PROBLEM TO WORK ON: Examine the data line by line and report how many lines include the word "caption", with no additional output.

RECORDS SUPPLIED:
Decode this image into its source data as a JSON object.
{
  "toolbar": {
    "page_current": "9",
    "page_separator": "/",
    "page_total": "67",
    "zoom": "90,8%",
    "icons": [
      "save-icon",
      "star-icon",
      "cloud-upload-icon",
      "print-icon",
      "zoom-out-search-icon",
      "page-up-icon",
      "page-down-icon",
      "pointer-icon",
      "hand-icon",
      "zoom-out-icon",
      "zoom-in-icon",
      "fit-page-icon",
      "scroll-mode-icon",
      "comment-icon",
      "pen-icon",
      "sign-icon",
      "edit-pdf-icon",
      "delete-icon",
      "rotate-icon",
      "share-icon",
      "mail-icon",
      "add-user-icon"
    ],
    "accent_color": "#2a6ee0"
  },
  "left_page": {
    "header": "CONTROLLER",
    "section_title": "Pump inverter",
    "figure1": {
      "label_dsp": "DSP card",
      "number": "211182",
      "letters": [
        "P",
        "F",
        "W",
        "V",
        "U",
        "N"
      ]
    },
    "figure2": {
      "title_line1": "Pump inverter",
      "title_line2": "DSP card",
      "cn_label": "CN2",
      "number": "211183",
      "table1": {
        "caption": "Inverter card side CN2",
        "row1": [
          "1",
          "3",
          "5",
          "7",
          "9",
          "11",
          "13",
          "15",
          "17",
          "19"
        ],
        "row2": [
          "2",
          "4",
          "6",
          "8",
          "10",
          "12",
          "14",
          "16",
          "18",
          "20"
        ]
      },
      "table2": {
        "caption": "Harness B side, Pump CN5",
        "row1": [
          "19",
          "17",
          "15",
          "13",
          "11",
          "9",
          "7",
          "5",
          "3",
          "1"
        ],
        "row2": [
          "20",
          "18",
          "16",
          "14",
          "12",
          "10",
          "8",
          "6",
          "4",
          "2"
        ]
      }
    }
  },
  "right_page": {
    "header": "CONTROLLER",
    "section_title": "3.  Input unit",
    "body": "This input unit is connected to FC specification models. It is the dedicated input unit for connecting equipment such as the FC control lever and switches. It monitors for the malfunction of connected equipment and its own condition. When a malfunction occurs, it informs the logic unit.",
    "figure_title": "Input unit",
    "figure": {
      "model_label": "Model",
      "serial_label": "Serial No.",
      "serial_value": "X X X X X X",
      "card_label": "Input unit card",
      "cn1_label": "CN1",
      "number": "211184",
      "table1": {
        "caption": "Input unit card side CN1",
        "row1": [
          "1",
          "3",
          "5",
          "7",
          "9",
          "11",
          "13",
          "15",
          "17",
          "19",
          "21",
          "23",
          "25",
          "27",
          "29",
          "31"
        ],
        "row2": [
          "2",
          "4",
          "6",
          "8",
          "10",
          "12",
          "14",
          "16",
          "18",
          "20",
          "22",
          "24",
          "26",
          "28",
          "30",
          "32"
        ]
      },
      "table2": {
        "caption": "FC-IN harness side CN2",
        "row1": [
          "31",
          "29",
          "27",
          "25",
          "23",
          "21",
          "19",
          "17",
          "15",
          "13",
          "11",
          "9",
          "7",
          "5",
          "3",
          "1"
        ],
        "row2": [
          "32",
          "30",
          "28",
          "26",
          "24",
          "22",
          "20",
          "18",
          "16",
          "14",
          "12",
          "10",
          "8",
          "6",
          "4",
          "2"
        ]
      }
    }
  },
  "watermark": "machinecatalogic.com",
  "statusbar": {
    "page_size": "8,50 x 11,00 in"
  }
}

TASK OUTPUT: 4